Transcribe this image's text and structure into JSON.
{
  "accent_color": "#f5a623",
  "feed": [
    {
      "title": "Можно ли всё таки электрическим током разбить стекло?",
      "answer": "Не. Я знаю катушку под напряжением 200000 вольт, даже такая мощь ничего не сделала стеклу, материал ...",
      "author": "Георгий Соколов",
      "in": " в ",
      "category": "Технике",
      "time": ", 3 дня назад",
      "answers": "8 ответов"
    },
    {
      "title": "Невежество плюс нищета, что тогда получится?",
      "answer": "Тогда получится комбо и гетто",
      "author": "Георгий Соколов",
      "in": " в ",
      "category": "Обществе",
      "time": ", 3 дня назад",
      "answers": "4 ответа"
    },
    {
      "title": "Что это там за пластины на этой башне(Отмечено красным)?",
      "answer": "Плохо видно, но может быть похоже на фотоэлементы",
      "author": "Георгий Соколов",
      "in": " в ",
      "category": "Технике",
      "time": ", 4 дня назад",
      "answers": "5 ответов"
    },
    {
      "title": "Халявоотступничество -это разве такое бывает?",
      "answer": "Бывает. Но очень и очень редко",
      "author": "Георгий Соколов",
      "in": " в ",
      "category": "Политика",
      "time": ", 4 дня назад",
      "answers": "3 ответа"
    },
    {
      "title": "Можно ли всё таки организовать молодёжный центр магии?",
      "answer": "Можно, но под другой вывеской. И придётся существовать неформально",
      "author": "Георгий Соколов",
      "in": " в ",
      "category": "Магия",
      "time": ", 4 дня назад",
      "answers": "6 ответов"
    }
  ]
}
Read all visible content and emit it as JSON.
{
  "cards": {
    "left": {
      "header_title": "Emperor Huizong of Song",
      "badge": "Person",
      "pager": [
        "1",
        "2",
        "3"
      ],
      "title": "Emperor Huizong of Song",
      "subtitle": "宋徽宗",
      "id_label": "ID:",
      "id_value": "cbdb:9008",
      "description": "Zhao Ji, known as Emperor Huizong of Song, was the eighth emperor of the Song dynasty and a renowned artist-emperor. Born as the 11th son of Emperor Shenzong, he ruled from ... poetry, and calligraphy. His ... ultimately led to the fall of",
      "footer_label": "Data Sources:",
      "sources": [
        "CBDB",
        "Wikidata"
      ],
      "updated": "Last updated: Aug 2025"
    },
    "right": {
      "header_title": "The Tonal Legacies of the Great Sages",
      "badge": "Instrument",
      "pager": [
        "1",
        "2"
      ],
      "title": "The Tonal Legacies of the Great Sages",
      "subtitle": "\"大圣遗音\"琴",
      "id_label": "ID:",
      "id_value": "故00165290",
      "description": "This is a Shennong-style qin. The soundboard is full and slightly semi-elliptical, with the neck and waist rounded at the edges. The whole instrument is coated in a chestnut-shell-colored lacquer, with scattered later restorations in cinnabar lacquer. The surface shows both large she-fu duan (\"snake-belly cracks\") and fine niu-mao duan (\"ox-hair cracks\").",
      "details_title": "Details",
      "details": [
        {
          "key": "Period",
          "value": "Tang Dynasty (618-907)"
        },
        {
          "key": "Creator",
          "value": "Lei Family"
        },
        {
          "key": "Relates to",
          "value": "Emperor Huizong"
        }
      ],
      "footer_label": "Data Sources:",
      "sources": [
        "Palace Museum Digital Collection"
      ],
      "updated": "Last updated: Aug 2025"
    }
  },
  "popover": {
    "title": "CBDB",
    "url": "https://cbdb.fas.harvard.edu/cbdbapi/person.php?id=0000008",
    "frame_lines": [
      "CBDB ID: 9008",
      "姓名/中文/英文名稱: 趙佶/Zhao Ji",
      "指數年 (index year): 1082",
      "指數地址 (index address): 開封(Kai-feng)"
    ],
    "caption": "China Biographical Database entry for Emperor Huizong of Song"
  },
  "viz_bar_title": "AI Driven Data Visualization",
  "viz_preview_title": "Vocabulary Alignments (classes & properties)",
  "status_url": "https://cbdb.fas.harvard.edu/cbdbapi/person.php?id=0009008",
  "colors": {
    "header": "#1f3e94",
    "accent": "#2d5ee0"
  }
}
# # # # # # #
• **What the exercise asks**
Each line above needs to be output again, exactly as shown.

• **Expected answer**
Transcribe this image's text and structure into JSON.
{
  "accent_color": "#f5a623",
  "feed": [
    {
      "title": "Можно ли всё таки электрическим током разбить стекло?",
      "answer": "Не. Я знаю катушку под напряжением 200000 вольт, даже такая мощь ничего не сделала стеклу, материал ...",
      "author": "Георгий Соколов",
      "in": " в ",
      "category": "Технике",
      "time": ", 3 дня назад",
      "answers": "8 ответов"
    },
    {
      "title": "Невежество плюс нищета, что тогда получится?",
      "answer": "Тогда получится комбо и гетто",
      "author": "Георгий Соколов",
      "in": " в ",
      "category": "Обществе",
      "time": ", 3 дня назад",
      "answers": "4 ответа"
    },
    {
      "title": "Что это там за пластины на этой башне(Отмечено красным)?",
      "answer": "Плохо видно, но может быть похоже на фотоэлементы",
      "author": "Георгий Соколов",
      "in": " в ",
      "category": "Технике",
      "time": ", 4 дня назад",
      "answers": "5 ответов"
    },
    {
      "title": "Халявоотступничество -это разве такое бывает?",
      "answer": "Бывает. Но очень и очень редко",
      "author": "Георгий Соколов",
      "in": " в ",
      "category": "Политика",
      "time": ", 4 дня назад",
      "answers": "3 ответа"
    },
    {
      "title": "Можно ли всё таки организовать молодёжный центр магии?",
      "answer": "Можно, но под другой вывеской. И придётся существовать неформально",
      "author": "Георгий Соколов",
      "in": " в ",
      "category": "Магия",
      "time": ", 4 дня назад",
      "answers": "6 ответов"
    }
  ]
}
Read all visible content and emit it as JSON.
{
  "cards": {
    "left": {
      "header_title": "Emperor Huizong of Song",
      "badge": "Person",
      "pager": [
        "1",
        "2",
        "3"
      ],
      "title": "Emperor Huizong of Song",
      "subtitle": "宋徽宗",
      "id_label": "ID:",
      "id_value": "cbdb:9008",
      "description": "Zhao Ji, known as Emperor Huizong of Song, was the eighth emperor of the Song dynasty and a renowned artist-emperor. Born as the 11th son of Emperor Shenzong, he ruled from ... poetry, and calligraphy. His ... ultimately led to the fall of",
      "footer_label": "Data Sources:",
      "sources": [
        "CBDB",
        "Wikidata"
      ],
      "updated": "Last updated: Aug 2025"
    },
    "right": {
      "header_title": "The Tonal Legacies of the Great Sages",
      "badge": "Instrument",
      "pager": [
        "1",
        "2"
      ],
      "title": "The Tonal Legacies of the Great Sages",
      "subtitle": "\"大圣遗音\"琴",
      "id_label": "ID:",
      "id_value": "故00165290",
      "description": "This is a Shennong-style qin. The soundboard is full and slightly semi-elliptical, with the neck and waist rounded at the edges. The whole instrument is coated in a chestnut-shell-colored lacquer, with scattered later restorations in cinnabar lacquer. The surface shows both large she-fu duan (\"snake-belly cracks\") and fine niu-mao duan (\"ox-hair cracks\").",
      "details_title": "Details",
      "details": [
        {
          "key": "Period",
          "value": "Tang Dynasty (618-907)"
        },
        {
          "key": "Creator",
          "value": "Lei Family"
        },
        {
          "key": "Relates to",
          "value": "Emperor Huizong"
        }
      ],
      "footer_label": "Data Sources:",
      "sources": [
        "Palace Museum Digital Collection"
      ],
      "updated": "Last updated: Aug 2025"
    }
  },
  "popover": {
    "title": "CBDB",
    "url": "https://cbdb.fas.harvard.edu/cbdbapi/person.php?id=0000008",
    "frame_lines": [
      "CBDB ID: 9008",
      "姓名/中文/英文名稱: 趙佶/Zhao Ji",
      "指數年 (index year): 1082",
      "指數地址 (index address): 開封(Kai-feng)"
    ],
    "caption": "China Biographical Database entry for Emperor Huizong of Song"
  },
  "viz_bar_title": "AI Driven Data Visualization",
  "viz_preview_title": "Vocabulary Alignments (classes & properties)",
  "status_url": "https://cbdb.fas.harvard.edu/cbdbapi/person.php?id=0009008",
  "colors": {
    "header": "#1f3e94",
    "accent": "#2d5ee0"
  }
}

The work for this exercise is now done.